(Dataset rows for apps and sites)
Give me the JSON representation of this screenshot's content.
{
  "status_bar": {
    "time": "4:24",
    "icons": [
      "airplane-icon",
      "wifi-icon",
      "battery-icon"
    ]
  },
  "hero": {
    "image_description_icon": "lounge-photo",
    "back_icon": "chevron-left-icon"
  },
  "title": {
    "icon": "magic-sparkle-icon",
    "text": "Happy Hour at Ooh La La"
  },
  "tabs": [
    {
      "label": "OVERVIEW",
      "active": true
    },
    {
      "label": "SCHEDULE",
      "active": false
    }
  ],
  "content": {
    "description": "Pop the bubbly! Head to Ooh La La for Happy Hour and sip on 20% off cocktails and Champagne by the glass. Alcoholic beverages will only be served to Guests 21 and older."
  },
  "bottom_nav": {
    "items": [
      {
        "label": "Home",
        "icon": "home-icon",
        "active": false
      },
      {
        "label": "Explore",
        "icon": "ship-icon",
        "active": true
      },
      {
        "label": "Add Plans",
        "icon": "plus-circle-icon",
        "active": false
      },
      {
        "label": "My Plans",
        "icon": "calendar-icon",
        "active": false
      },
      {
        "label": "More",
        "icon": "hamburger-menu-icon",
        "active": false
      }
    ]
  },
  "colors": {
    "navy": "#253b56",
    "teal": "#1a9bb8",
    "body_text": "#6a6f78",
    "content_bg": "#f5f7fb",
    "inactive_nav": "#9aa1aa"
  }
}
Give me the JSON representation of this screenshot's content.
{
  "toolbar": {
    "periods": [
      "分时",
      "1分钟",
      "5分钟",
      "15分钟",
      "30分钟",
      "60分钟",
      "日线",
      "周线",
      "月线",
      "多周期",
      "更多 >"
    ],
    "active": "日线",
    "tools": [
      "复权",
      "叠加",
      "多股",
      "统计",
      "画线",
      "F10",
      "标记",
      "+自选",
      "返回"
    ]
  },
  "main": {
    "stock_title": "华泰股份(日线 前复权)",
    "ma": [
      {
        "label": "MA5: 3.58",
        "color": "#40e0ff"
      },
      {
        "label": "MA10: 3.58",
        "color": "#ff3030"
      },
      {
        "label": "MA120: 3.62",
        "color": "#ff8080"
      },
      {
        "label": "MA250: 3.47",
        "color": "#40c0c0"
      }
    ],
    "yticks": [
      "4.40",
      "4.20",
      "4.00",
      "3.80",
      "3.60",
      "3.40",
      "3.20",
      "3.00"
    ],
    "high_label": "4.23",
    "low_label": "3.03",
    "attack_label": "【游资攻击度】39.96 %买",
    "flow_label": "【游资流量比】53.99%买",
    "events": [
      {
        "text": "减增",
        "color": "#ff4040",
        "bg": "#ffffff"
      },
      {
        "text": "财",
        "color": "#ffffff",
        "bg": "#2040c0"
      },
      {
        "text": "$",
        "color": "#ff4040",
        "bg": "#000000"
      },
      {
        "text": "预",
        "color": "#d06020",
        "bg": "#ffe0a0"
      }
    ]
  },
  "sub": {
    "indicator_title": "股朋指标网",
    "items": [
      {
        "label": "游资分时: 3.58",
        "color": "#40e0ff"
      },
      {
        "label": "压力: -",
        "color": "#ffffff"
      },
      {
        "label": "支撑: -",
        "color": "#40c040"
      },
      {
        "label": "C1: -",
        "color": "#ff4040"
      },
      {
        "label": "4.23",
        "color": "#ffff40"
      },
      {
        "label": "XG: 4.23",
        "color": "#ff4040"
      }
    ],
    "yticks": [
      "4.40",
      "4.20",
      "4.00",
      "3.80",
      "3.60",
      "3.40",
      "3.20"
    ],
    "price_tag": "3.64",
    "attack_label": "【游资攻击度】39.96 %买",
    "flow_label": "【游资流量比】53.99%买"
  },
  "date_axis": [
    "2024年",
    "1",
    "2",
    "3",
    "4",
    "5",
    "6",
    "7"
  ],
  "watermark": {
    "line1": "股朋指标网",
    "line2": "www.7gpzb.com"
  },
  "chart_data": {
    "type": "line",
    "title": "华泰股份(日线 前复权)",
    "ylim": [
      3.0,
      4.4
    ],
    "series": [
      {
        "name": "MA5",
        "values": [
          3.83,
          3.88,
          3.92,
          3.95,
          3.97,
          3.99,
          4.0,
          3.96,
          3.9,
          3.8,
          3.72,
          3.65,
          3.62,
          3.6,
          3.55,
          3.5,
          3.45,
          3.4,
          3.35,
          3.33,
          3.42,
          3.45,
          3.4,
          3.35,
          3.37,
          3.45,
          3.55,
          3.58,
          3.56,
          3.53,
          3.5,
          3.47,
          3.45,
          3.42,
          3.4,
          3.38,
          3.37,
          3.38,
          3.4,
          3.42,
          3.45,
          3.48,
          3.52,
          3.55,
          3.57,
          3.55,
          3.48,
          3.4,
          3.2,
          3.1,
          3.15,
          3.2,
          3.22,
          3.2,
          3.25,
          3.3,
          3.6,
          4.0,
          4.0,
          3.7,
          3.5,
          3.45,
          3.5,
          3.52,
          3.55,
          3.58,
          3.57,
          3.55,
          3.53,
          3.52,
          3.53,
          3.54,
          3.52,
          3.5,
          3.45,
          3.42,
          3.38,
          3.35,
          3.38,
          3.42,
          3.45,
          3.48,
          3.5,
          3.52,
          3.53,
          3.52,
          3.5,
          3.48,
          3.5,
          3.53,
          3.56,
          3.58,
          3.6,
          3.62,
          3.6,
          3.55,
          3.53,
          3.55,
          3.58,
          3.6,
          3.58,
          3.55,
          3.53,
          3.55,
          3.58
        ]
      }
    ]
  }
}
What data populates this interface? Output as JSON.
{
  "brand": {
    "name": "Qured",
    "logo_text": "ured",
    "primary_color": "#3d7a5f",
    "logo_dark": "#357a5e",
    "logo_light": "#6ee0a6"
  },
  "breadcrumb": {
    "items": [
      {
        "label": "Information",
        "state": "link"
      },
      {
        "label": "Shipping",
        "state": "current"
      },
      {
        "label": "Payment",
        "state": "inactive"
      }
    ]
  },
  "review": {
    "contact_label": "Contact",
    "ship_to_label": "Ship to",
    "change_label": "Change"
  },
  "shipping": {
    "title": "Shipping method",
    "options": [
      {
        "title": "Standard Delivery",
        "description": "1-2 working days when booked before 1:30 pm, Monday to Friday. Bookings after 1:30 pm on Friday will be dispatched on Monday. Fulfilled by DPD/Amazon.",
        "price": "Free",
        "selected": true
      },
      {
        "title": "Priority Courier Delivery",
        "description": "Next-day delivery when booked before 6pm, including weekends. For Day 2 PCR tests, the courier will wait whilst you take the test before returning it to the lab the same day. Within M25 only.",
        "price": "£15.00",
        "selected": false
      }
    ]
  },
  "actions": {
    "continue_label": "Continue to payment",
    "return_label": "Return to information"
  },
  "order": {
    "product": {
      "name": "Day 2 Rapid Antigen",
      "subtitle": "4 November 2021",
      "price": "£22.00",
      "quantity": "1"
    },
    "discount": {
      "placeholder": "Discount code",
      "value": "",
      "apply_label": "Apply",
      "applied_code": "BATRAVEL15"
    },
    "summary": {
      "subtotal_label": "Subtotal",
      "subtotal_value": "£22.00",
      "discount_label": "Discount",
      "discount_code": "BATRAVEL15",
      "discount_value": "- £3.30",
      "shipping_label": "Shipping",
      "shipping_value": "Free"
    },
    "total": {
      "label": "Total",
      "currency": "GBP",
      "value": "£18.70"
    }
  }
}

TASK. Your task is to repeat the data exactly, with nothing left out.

WRITTEN REPLY.
Give me the JSON representation of this screenshot's content.
{
  "status_bar": {
    "time": "4:24",
    "icons": [
      "airplane-icon",
      "wifi-icon",
      "battery-icon"
    ]
  },
  "hero": {
    "image_description_icon": "lounge-photo",
    "back_icon": "chevron-left-icon"
  },
  "title": {
    "icon": "magic-sparkle-icon",
    "text": "Happy Hour at Ooh La La"
  },
  "tabs": [
    {
      "label": "OVERVIEW",
      "active": true
    },
    {
      "label": "SCHEDULE",
      "active": false
    }
  ],
  "content": {
    "description": "Pop the bubbly! Head to Ooh La La for Happy Hour and sip on 20% off cocktails and Champagne by the glass. Alcoholic beverages will only be served to Guests 21 and older."
  },
  "bottom_nav": {
    "items": [
      {
        "label": "Home",
        "icon": "home-icon",
        "active": false
      },
      {
        "label": "Explore",
        "icon": "ship-icon",
        "active": true
      },
      {
        "label": "Add Plans",
        "icon": "plus-circle-icon",
        "active": false
      },
      {
        "label": "My Plans",
        "icon": "calendar-icon",
        "active": false
      },
      {
        "label": "More",
        "icon": "hamburger-menu-icon",
        "active": false
      }
    ]
  },
  "colors": {
    "navy": "#253b56",
    "teal": "#1a9bb8",
    "body_text": "#6a6f78",
    "content_bg": "#f5f7fb",
    "inactive_nav": "#9aa1aa"
  }
}
Give me the JSON representation of this screenshot's content.
{
  "toolbar": {
    "periods": [
      "分时",
      "1分钟",
      "5分钟",
      "15分钟",
      "30分钟",
      "60分钟",
      "日线",
      "周线",
      "月线",
      "多周期",
      "更多 >"
    ],
    "active": "日线",
    "tools": [
      "复权",
      "叠加",
      "多股",
      "统计",
      "画线",
      "F10",
      "标记",
      "+自选",
      "返回"
    ]
  },
  "main": {
    "stock_title": "华泰股份(日线 前复权)",
    "ma": [
      {
        "label": "MA5: 3.58",
        "color": "#40e0ff"
      },
      {
        "label": "MA10: 3.58",
        "color": "#ff3030"
      },
      {
        "label": "MA120: 3.62",
        "color": "#ff8080"
      },
      {
        "label": "MA250: 3.47",
        "color": "#40c0c0"
      }
    ],
    "yticks": [
      "4.40",
      "4.20",
      "4.00",
      "3.80",
      "3.60",
      "3.40",
      "3.20",
      "3.00"
    ],
    "high_label": "4.23",
    "low_label": "3.03",
    "attack_label": "【游资攻击度】39.96 %买",
    "flow_label": "【游资流量比】53.99%买",
    "events": [
      {
        "text": "减增",
        "color": "#ff4040",
        "bg": "#ffffff"
      },
      {
        "text": "财",
        "color": "#ffffff",
        "bg": "#2040c0"
      },
      {
        "text": "$",
        "color": "#ff4040",
        "bg": "#000000"
      },
      {
        "text": "预",
        "color": "#d06020",
        "bg": "#ffe0a0"
      }
    ]
  },
  "sub": {
    "indicator_title": "股朋指标网",
    "items": [
      {
        "label": "游资分时: 3.58",
        "color": "#40e0ff"
      },
      {
        "label": "压力: -",
        "color": "#ffffff"
      },
      {
        "label": "支撑: -",
        "color": "#40c040"
      },
      {
        "label": "C1: -",
        "color": "#ff4040"
      },
      {
        "label": "4.23",
        "color": "#ffff40"
      },
      {
        "label": "XG: 4.23",
        "color": "#ff4040"
      }
    ],
    "yticks": [
      "4.40",
      "4.20",
      "4.00",
      "3.80",
      "3.60",
      "3.40",
      "3.20"
    ],
    "price_tag": "3.64",
    "attack_label": "【游资攻击度】39.96 %买",
    "flow_label": "【游资流量比】53.99%买"
  },
  "date_axis": [
    "2024年",
    "1",
    "2",
    "3",
    "4",
    "5",
    "6",
    "7"
  ],
  "watermark": {
    "line1": "股朋指标网",
    "line2": "www.7gpzb.com"
  },
  "chart_data": {
    "type": "line",
    "title": "华泰股份(日线 前复权)",
    "ylim": [
      3.0,
      4.4
    ],
    "series": [
      {
        "name": "MA5",
        "values": [
          3.83,
          3.88,
          3.92,
          3.95,
          3.97,
          3.99,
          4.0,
          3.96,
          3.9,
          3.8,
          3.72,
          3.65,
          3.62,
          3.6,
          3.55,
          3.5,
          3.45,
          3.4,
          3.35,
          3.33,
          3.42,
          3.45,
          3.4,
          3.35,
          3.37,
          3.45,
          3.55,
          3.58,
          3.56,
          3.53,
          3.5,
          3.47,
          3.45,
          3.42,
          3.4,
          3.38,
          3.37,
          3.38,
          3.4,
          3.42,
          3.45,
          3.48,
          3.52,
          3.55,
          3.57,
          3.55,
          3.48,
          3.4,
          3.2,
          3.1,
          3.15,
          3.2,
          3.22,
          3.2,
          3.25,
          3.3,
          3.6,
          4.0,
          4.0,
          3.7,
          3.5,
          3.45,
          3.5,
          3.52,
          3.55,
          3.58,
          3.57,
          3.55,
          3.53,
          3.52,
          3.53,
          3.54,
          3.52,
          3.5,
          3.45,
          3.42,
          3.38,
          3.35,
          3.38,
          3.42,
          3.45,
          3.48,
          3.5,
          3.52,
          3.53,
          3.52,
          3.5,
          3.48,
          3.5,
          3.53,
          3.56,
          3.58,
          3.6,
          3.62,
          3.6,
          3.55,
          3.53,
          3.55,
          3.58,
          3.6,
          3.58,
          3.55,
          3.53,
          3.55,
          3.58
        ]
      }
    ]
  }
}
What data populates this interface? Output as JSON.
{
  "brand": {
    "name": "Qured",
    "logo_text": "ured",
    "primary_color": "#3d7a5f",
    "logo_dark": "#357a5e",
    "logo_light": "#6ee0a6"
  },
  "breadcrumb": {
    "items": [
      {
        "label": "Information",
        "state": "link"
      },
      {
        "label": "Shipping",
        "state": "current"
      },
      {
        "label": "Payment",
        "state": "inactive"
      }
    ]
  },
  "review": {
    "contact_label": "Contact",
    "ship_to_label": "Ship to",
    "change_label": "Change"
  },
  "shipping": {
    "title": "Shipping method",
    "options": [
      {
        "title": "Standard Delivery",
        "description": "1-2 working days when booked before 1:30 pm, Monday to Friday. Bookings after 1:30 pm on Friday will be dispatched on Monday. Fulfilled by DPD/Amazon.",
        "price": "Free",
        "selected": true
      },
      {
        "title": "Priority Courier Delivery",
        "description": "Next-day delivery when booked before 6pm, including weekends. For Day 2 PCR tests, the courier will wait whilst you take the test before returning it to the lab the same day. Within M25 only.",
        "price": "£15.00",
        "selected": false
      }
    ]
  },
  "actions": {
    "continue_label": "Continue to payment",
    "return_label": "Return to information"
  },
  "order": {
    "product": {
      "name": "Day 2 Rapid Antigen",
      "subtitle": "4 November 2021",
      "price": "£22.00",
      "quantity": "1"
    },
    "discount": {
      "placeholder": "Discount code",
      "value": "",
      "apply_label": "Apply",
      "applied_code": "BATRAVEL15"
    },
    "summary": {
      "subtotal_label": "Subtotal",
      "subtotal_value": "£22.00",
      "discount_label": "Discount",
      "discount_code": "BATRAVEL15",
      "discount_value": "- £3.30",
      "shipping_label": "Shipping",
      "shipping_value": "Free"
    },
    "total": {
      "label": "Total",
      "currency": "GBP",
      "value": "£18.70"
    }
  }
}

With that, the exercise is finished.